[Records shown]

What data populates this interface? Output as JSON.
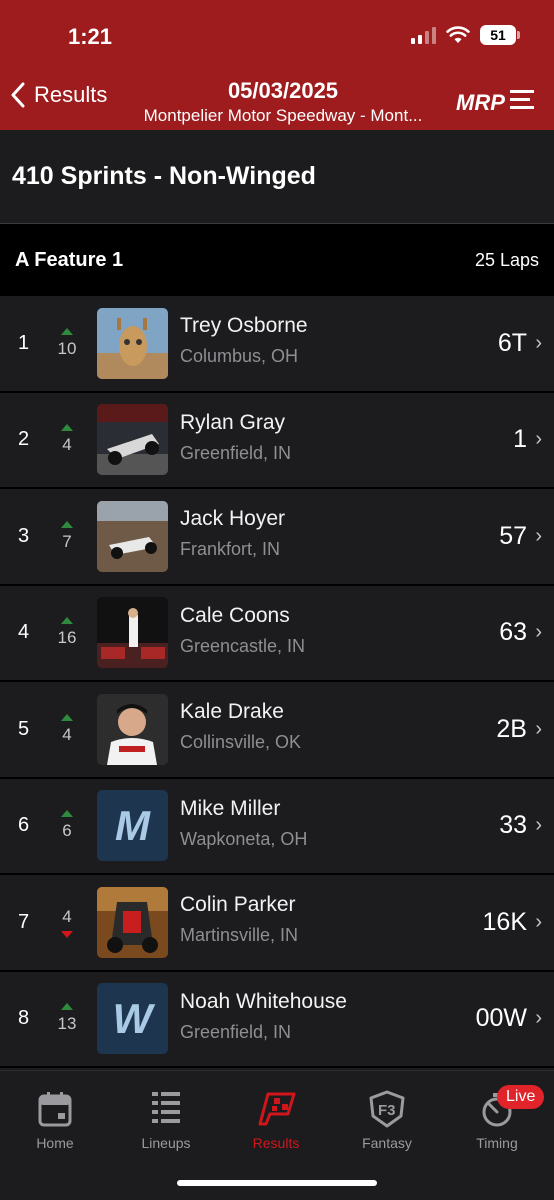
{
  "status": {
    "time": "1:21",
    "battery": "51"
  },
  "nav": {
    "back_label": "Results",
    "date": "05/03/2025",
    "track": "Montpelier Motor Speedway - Mont...",
    "logo_text": "MRP"
  },
  "class_title": "410 Sprints - Non-Winged",
  "feature": {
    "name": "A Feature 1",
    "laps": "25 Laps"
  },
  "results": [
    {
      "pos": "1",
      "move": "10",
      "dir": "up",
      "name": "Trey Osborne",
      "home": "Columbus, OH",
      "car": "6T"
    },
    {
      "pos": "2",
      "move": "4",
      "dir": "up",
      "name": "Rylan Gray",
      "home": "Greenfield, IN",
      "car": "1"
    },
    {
      "pos": "3",
      "move": "7",
      "dir": "up",
      "name": "Jack Hoyer",
      "home": "Frankfort, IN",
      "car": "57"
    },
    {
      "pos": "4",
      "move": "16",
      "dir": "up",
      "name": "Cale Coons",
      "home": "Greencastle, IN",
      "car": "63"
    },
    {
      "pos": "5",
      "move": "4",
      "dir": "up",
      "name": "Kale Drake",
      "home": "Collinsville, OK",
      "car": "2B"
    },
    {
      "pos": "6",
      "move": "6",
      "dir": "up",
      "name": "Mike Miller",
      "home": "Wapkoneta, OH",
      "car": "33",
      "initial": "M"
    },
    {
      "pos": "7",
      "move": "4",
      "dir": "down",
      "name": "Colin Parker",
      "home": "Martinsville, IN",
      "car": "16K"
    },
    {
      "pos": "8",
      "move": "13",
      "dir": "up",
      "name": "Noah Whitehouse",
      "home": "Greenfield, IN",
      "car": "00W",
      "initial": "W"
    }
  ],
  "tabs": [
    {
      "label": "Home",
      "icon": "calendar-icon"
    },
    {
      "label": "Lineups",
      "icon": "lineups-icon"
    },
    {
      "label": "Results",
      "icon": "checkered-flag-icon"
    },
    {
      "label": "Fantasy",
      "icon": "fantasy-icon"
    },
    {
      "label": "Timing",
      "icon": "stopwatch-icon"
    }
  ],
  "live_badge": "Live",
  "colors": {
    "header": "#9e1c1e",
    "accent": "#d0161b",
    "up": "#2e8b3e",
    "down": "#d0161b"
  }
}
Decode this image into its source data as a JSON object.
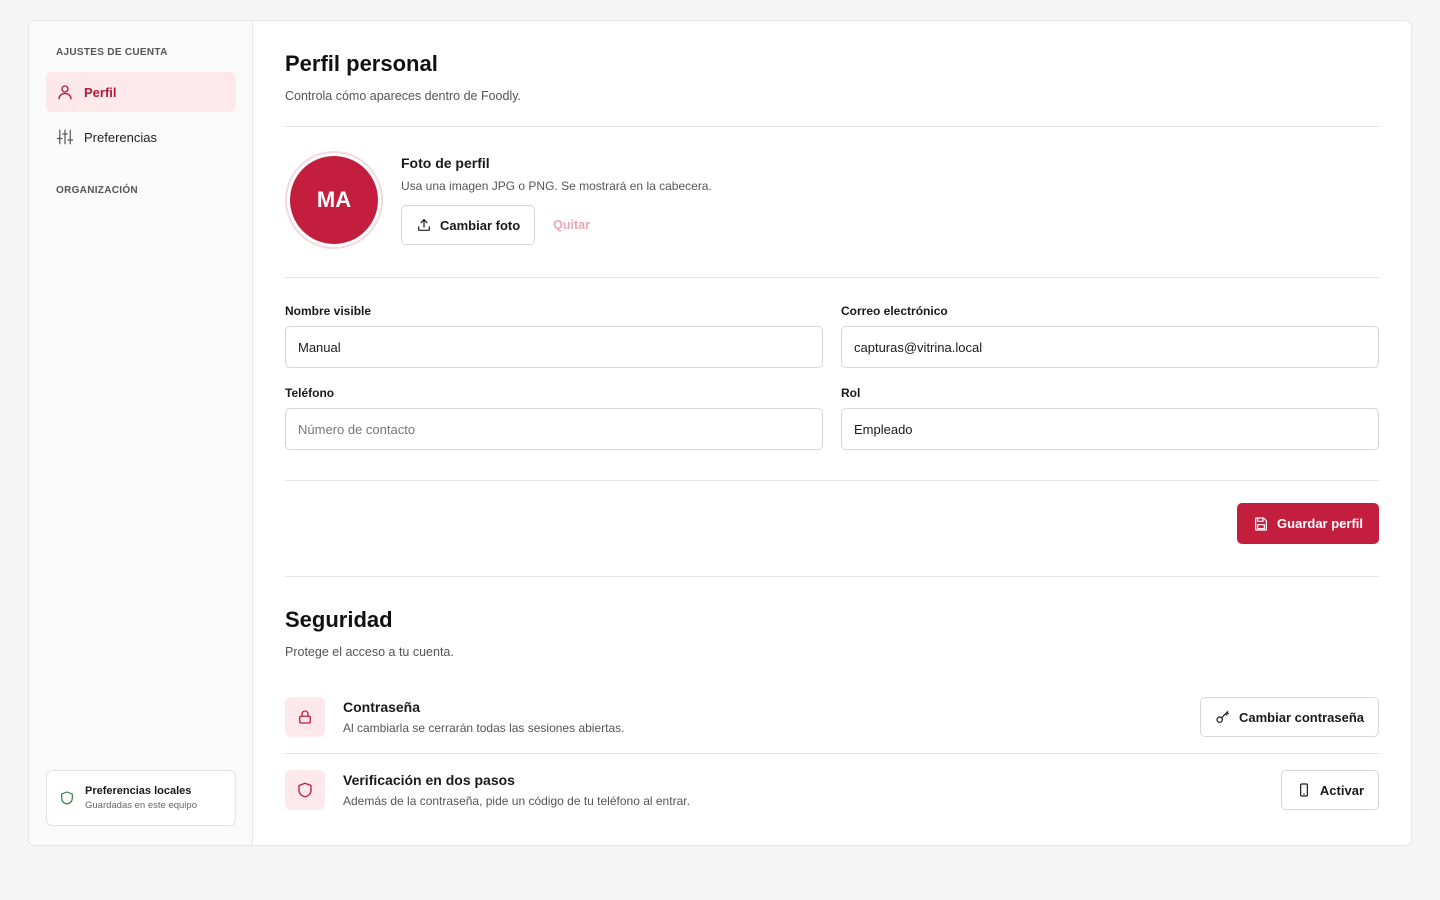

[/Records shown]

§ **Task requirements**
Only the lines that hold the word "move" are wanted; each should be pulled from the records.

§ **Answer section**
      "move": "10",
      "move": "4",
      "move": "7",
      "move": "16",
      "move": "4",
      "move": "6",
      "move": "4",
      "move": "13",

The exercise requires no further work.